» **Instructions for the task**
Every record must come back unchanged, apart from the pictures, which are dropped.
#####
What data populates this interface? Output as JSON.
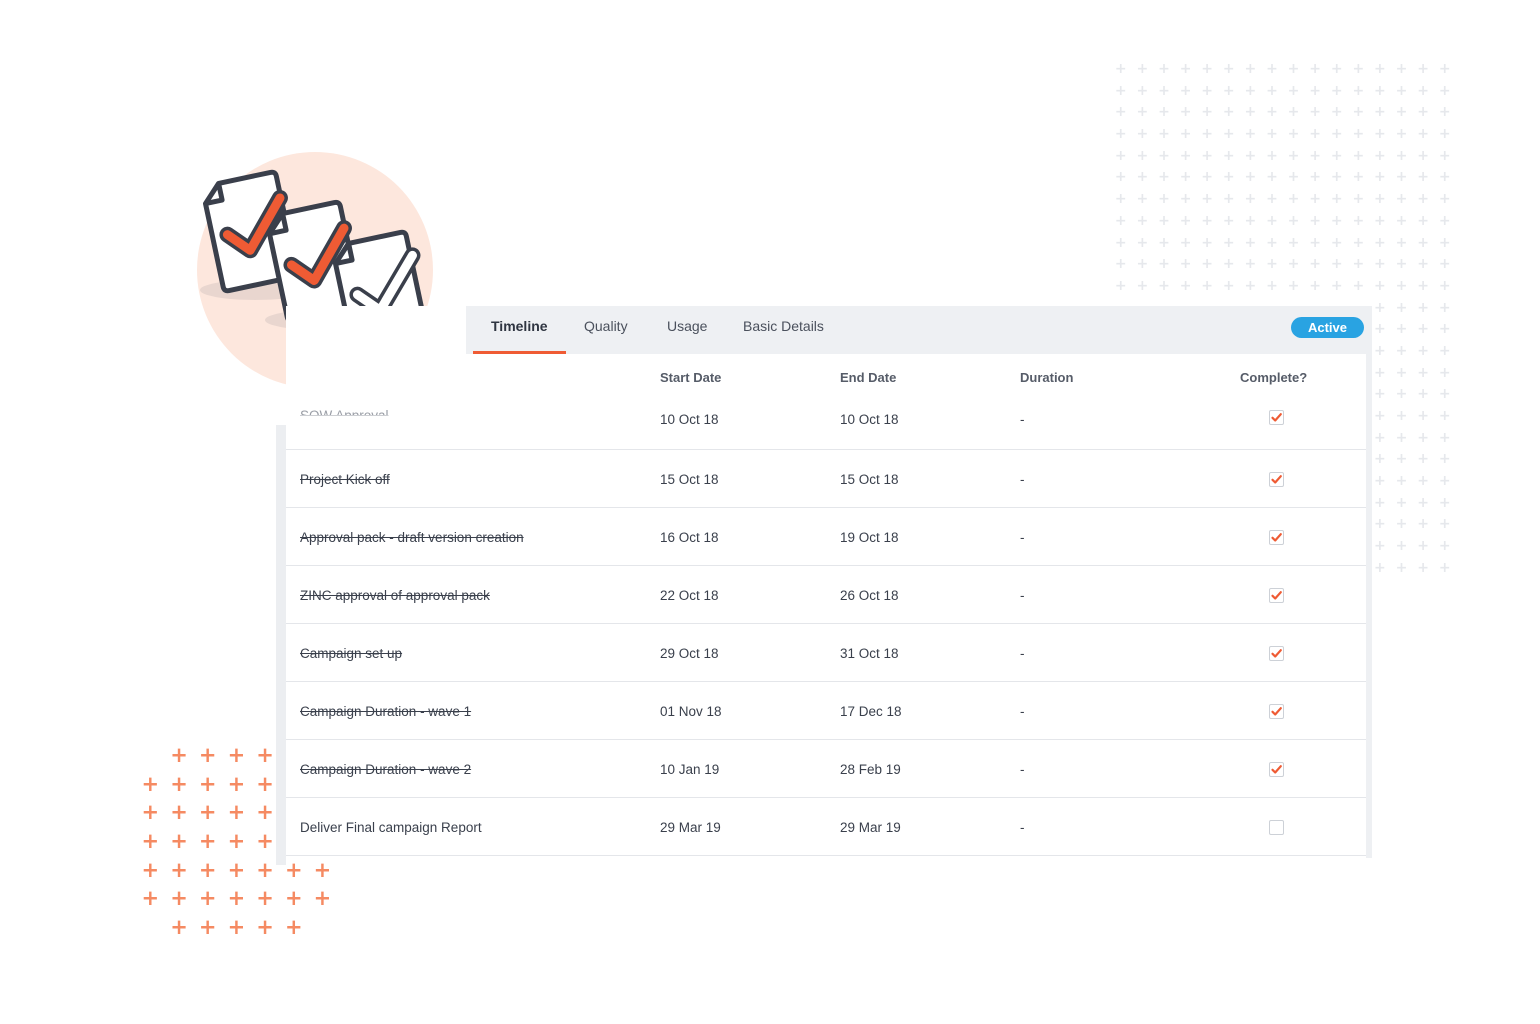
{
  "tabs": [
    {
      "label": "Timeline",
      "active": true
    },
    {
      "label": "Quality",
      "active": false
    },
    {
      "label": "Usage",
      "active": false
    },
    {
      "label": "Basic Details",
      "active": false
    }
  ],
  "status_badge": "Active",
  "columns": {
    "start_date": "Start Date",
    "end_date": "End Date",
    "duration": "Duration",
    "complete": "Complete?"
  },
  "rows": [
    {
      "task": "SOW Approval",
      "start": "10 Oct 18",
      "end": "10 Oct 18",
      "duration": "-",
      "complete": true
    },
    {
      "task": "Project Kick off",
      "start": "15 Oct 18",
      "end": "15 Oct 18",
      "duration": "-",
      "complete": true
    },
    {
      "task": "Approval pack - draft version creation",
      "start": "16 Oct 18",
      "end": "19 Oct 18",
      "duration": "-",
      "complete": true
    },
    {
      "task": "ZINC approval of approval pack",
      "start": "22 Oct 18",
      "end": "26 Oct 18",
      "duration": "-",
      "complete": true
    },
    {
      "task": "Campaign set up",
      "start": "29 Oct 18",
      "end": "31 Oct 18",
      "duration": "-",
      "complete": true
    },
    {
      "task": "Campaign Duration - wave 1",
      "start": "01 Nov 18",
      "end": "17 Dec 18",
      "duration": "-",
      "complete": true
    },
    {
      "task": "Campaign Duration - wave 2",
      "start": "10 Jan 19",
      "end": "28 Feb 19",
      "duration": "-",
      "complete": true
    },
    {
      "task": "Deliver Final campaign Report",
      "start": "29 Mar 19",
      "end": "29 Mar 19",
      "duration": "-",
      "complete": false
    }
  ],
  "colors": {
    "accent": "#ef5b34",
    "badge": "#29a3e2",
    "hero_circle": "#fde7dd"
  },
  "icons": [
    "checklist-documents-icon",
    "checkbox-checked-icon",
    "checkbox-empty-icon"
  ]
}
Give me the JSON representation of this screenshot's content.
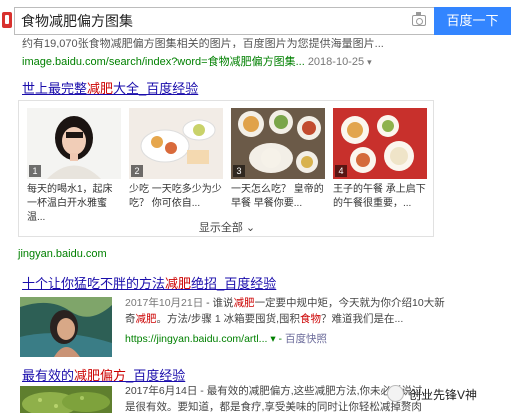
{
  "search": {
    "query": "食物减肥偏方图集",
    "button_label": "百度一下"
  },
  "result1": {
    "cut_text": "约有19,070张食物减肥偏方图集相关的图片，百度图片为您提供海量图片...",
    "url": "image.baidu.com/search/index?word=食物减肥偏方图集...",
    "date": "2018-10-25"
  },
  "result2": {
    "title_a": "世上最完整",
    "title_hl": "减肥",
    "title_b": "大全_百度经验",
    "items": [
      {
        "num": "1",
        "caption": "每天的喝水1，起床一杯温白开水雅蜜温..."
      },
      {
        "num": "2",
        "caption": "少吃 一天吃多少为少吃？ 你可依自..."
      },
      {
        "num": "3",
        "caption": "一天怎么吃？ 皇帝的早餐 早餐你要..."
      },
      {
        "num": "4",
        "caption": "王子的午餐 承上启下的午餐很重要，..."
      }
    ],
    "show_all": "显示全部",
    "domain": "jingyan.baidu.com"
  },
  "result3": {
    "title_a": "十个让你猛吃不胖的方法",
    "title_hl": "减肥",
    "title_b": "绝招_百度经验",
    "line1_date": "2017年10月21日",
    "line1_a": " - 谁说",
    "line1_hl": "减肥",
    "line1_b": "一定要中规中矩，今天就为你介绍10大新",
    "line2_a": "奇",
    "line2_hl": "减肥",
    "line2_b": "。方法/步骤 1 冰箱要囤货,囤积",
    "line2_hl2": "食物",
    "line2_c": "？难道我们是在...",
    "url": "https://jingyan.baidu.com/artl...",
    "snapshot": "百度快照"
  },
  "result4": {
    "title_a": "最有效的",
    "title_hl": "减肥偏方",
    "title_b": "_百度经验",
    "line1": "2017年6月14日 - 最有效的减肥偏方,这些减肥方法,你未必听说过...",
    "line2": "是很有效。要知道，都是食疗,享受美味的同时让你轻松减掉赘肉"
  },
  "watermark": {
    "text": "创业先锋V神"
  },
  "colors": {
    "link": "#1a0dab",
    "highlight": "#cc0000",
    "url": "#008000",
    "button": "#3385ff"
  }
}
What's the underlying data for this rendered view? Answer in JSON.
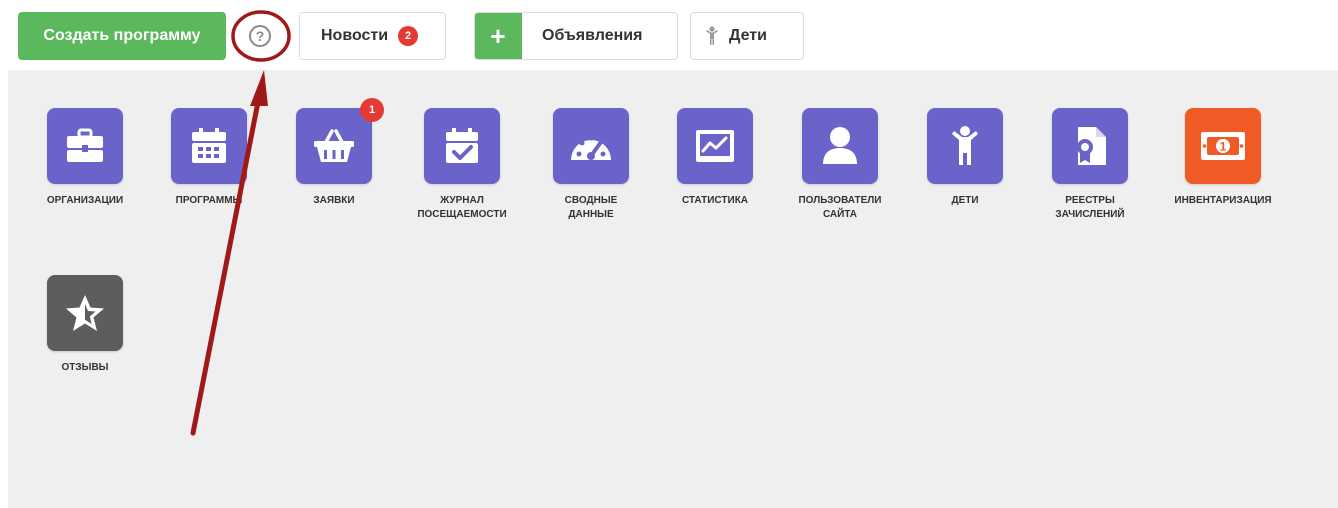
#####
» **Output of the task**
What data populates this interface? Output as JSON.
{
  "tabs": [
    {
      "label": "Timeline",
      "active": true
    },
    {
      "label": "Quality",
      "active": false
    },
    {
      "label": "Usage",
      "active": false
    },
    {
      "label": "Basic Details",
      "active": false
    }
  ],
  "status_badge": "Active",
  "columns": {
    "start_date": "Start Date",
    "end_date": "End Date",
    "duration": "Duration",
    "complete": "Complete?"
  },
  "rows": [
    {
      "task": "SOW Approval",
      "start": "10 Oct 18",
      "end": "10 Oct 18",
      "duration": "-",
      "complete": true
    },
    {
      "task": "Project Kick off",
      "start": "15 Oct 18",
      "end": "15 Oct 18",
      "duration": "-",
      "complete": true
    },
    {
      "task": "Approval pack - draft version creation",
      "start": "16 Oct 18",
      "end": "19 Oct 18",
      "duration": "-",
      "complete": true
    },
    {
      "task": "ZINC approval of approval pack",
      "start": "22 Oct 18",
      "end": "26 Oct 18",
      "duration": "-",
      "complete": true
    },
    {
      "task": "Campaign set up",
      "start": "29 Oct 18",
      "end": "31 Oct 18",
      "duration": "-",
      "complete": true
    },
    {
      "task": "Campaign Duration - wave 1",
      "start": "01 Nov 18",
      "end": "17 Dec 18",
      "duration": "-",
      "complete": true
    },
    {
      "task": "Campaign Duration - wave 2",
      "start": "10 Jan 19",
      "end": "28 Feb 19",
      "duration": "-",
      "complete": true
    },
    {
      "task": "Deliver Final campaign Report",
      "start": "29 Mar 19",
      "end": "29 Mar 19",
      "duration": "-",
      "complete": false
    }
  ],
  "colors": {
    "accent": "#ef5b34",
    "badge": "#29a3e2",
    "hero_circle": "#fde7dd"
  },
  "icons": [
    "checklist-documents-icon",
    "checkbox-checked-icon",
    "checkbox-empty-icon"
  ]
}
Give me the JSON representation of this screenshot's content.
{
  "search": {
    "query": "食物减肥偏方图集",
    "button_label": "百度一下"
  },
  "result1": {
    "cut_text": "约有19,070张食物减肥偏方图集相关的图片，百度图片为您提供海量图片...",
    "url": "image.baidu.com/search/index?word=食物减肥偏方图集...",
    "date": "2018-10-25"
  },
  "result2": {
    "title_a": "世上最完整",
    "title_hl": "减肥",
    "title_b": "大全_百度经验",
    "items": [
      {
        "num": "1",
        "caption": "每天的喝水1，起床一杯温白开水雅蜜温..."
      },
      {
        "num": "2",
        "caption": "少吃 一天吃多少为少吃？ 你可依自..."
      },
      {
        "num": "3",
        "caption": "一天怎么吃？ 皇帝的早餐 早餐你要..."
      },
      {
        "num": "4",
        "caption": "王子的午餐 承上启下的午餐很重要，..."
      }
    ],
    "show_all": "显示全部",
    "domain": "jingyan.baidu.com"
  },
  "result3": {
    "title_a": "十个让你猛吃不胖的方法",
    "title_hl": "减肥",
    "title_b": "绝招_百度经验",
    "line1_date": "2017年10月21日",
    "line1_a": " - 谁说",
    "line1_hl": "减肥",
    "line1_b": "一定要中规中矩，今天就为你介绍10大新",
    "line2_a": "奇",
    "line2_hl": "减肥",
    "line2_b": "。方法/步骤 1 冰箱要囤货,囤积",
    "line2_hl2": "食物",
    "line2_c": "？难道我们是在...",
    "url": "https://jingyan.baidu.com/artl...",
    "snapshot": "百度快照"
  },
  "result4": {
    "title_a": "最有效的",
    "title_hl": "减肥偏方",
    "title_b": "_百度经验",
    "line1": "2017年6月14日 - 最有效的减肥偏方,这些减肥方法,你未必听说过...",
    "line2": "是很有效。要知道，都是食疗,享受美味的同时让你轻松减掉赘肉"
  },
  "watermark": {
    "text": "创业先锋V神"
  },
  "colors": {
    "link": "#1a0dab",
    "highlight": "#cc0000",
    "url": "#008000",
    "button": "#3385ff"
  }
}
What's the underlying data for this rendered view? Answer in JSON.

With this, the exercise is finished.